Start of DATA FOR THIS EXERCISE

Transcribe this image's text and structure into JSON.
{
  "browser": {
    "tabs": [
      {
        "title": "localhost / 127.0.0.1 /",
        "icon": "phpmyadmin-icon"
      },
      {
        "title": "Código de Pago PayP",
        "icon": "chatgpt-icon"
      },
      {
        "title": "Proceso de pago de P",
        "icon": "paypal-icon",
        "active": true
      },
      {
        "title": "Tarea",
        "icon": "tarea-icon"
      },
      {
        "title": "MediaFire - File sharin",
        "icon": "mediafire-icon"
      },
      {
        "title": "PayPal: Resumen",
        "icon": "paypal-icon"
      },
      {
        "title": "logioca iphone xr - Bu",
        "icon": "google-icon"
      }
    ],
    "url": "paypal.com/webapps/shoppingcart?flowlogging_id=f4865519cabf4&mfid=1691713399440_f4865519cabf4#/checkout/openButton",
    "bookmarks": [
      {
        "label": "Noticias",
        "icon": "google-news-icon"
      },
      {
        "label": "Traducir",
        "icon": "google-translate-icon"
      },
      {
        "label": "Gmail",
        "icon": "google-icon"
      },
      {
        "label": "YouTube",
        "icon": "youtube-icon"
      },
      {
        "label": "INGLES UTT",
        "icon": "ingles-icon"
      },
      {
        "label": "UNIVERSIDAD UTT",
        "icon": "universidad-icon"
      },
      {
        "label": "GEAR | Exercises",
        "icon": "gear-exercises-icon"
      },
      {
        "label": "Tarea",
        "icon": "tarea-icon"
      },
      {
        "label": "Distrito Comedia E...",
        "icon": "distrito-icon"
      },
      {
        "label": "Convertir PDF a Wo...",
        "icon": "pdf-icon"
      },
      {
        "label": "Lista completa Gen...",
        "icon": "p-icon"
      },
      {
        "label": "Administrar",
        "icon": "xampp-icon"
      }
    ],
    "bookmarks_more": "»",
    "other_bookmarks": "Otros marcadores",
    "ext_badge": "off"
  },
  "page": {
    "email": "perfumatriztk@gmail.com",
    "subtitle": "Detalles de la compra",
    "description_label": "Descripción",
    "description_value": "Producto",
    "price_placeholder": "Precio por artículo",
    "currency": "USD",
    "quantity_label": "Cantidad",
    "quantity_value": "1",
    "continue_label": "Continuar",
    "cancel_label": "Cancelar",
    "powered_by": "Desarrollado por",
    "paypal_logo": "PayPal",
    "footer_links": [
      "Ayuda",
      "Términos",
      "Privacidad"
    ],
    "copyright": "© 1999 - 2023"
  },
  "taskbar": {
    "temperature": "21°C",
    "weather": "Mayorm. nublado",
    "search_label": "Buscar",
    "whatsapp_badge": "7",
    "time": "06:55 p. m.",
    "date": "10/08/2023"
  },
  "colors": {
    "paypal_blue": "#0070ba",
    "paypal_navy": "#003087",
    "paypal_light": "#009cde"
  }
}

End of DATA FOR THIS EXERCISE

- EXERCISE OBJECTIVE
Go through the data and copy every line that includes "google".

- YOUR RESPONSE
        "icon": "google-icon"
        "icon": "google-news-icon"
        "icon": "google-translate-icon"
        "icon": "google-icon"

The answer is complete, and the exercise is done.